Dataset entries:
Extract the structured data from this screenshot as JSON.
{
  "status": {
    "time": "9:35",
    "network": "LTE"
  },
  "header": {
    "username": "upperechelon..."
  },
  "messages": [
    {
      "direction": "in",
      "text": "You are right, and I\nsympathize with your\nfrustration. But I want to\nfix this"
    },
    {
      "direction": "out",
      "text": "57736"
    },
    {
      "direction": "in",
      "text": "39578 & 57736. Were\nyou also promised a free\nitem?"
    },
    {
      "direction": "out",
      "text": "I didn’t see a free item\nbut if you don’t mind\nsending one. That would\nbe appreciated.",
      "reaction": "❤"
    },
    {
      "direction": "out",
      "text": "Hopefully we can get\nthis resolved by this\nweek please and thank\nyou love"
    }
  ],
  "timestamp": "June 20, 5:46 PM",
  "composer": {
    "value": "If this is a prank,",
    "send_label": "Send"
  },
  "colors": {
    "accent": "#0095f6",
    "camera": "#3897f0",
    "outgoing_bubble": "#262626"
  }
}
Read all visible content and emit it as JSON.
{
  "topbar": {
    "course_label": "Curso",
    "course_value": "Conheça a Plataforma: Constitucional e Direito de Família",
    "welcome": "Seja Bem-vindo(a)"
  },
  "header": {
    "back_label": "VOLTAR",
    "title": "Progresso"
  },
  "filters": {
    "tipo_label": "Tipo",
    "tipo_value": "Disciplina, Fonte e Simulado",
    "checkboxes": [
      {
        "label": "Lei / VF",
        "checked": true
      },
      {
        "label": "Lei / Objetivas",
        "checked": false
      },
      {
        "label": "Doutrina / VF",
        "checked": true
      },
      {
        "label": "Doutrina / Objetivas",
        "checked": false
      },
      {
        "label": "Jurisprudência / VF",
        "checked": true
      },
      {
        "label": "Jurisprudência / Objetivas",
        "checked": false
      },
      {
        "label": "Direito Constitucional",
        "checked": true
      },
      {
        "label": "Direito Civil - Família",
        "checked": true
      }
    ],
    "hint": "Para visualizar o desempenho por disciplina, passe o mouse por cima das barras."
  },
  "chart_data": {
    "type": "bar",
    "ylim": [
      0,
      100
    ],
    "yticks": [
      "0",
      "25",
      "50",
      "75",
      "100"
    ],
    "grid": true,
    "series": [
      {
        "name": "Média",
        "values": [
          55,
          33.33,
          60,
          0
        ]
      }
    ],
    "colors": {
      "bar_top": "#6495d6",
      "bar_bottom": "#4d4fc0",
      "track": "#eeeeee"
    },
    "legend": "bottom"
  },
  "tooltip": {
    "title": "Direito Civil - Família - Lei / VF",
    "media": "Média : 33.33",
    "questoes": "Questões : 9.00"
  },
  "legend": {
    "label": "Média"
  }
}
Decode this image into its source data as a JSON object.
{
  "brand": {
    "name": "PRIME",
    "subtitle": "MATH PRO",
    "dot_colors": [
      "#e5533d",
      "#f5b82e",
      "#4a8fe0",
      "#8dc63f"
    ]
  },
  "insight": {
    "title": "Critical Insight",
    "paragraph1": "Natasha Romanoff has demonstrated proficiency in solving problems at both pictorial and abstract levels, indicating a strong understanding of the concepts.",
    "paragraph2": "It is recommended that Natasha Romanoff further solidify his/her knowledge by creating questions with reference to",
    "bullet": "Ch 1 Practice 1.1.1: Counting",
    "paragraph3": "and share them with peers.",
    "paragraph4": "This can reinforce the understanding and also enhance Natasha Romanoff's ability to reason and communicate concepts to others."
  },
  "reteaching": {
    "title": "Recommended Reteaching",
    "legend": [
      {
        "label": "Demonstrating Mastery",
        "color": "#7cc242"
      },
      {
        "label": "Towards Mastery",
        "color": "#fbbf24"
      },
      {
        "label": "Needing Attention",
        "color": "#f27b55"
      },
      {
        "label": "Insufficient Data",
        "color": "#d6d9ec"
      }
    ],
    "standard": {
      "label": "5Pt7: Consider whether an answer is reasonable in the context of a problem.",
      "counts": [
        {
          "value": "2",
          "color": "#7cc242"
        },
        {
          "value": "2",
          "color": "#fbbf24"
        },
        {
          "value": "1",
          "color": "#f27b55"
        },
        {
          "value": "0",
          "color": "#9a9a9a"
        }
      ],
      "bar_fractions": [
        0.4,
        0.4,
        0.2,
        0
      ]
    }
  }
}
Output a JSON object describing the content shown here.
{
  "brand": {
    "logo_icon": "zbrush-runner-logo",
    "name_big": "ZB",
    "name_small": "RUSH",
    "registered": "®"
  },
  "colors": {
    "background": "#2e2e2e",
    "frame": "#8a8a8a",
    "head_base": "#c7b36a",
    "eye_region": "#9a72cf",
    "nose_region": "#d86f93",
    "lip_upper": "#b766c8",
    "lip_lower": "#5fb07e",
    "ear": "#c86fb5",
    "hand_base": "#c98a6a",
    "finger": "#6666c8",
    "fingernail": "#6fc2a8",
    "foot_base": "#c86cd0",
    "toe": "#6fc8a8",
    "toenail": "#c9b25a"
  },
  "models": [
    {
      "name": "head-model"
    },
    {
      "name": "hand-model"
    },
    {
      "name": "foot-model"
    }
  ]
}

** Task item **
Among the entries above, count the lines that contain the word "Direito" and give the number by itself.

** Written response **
4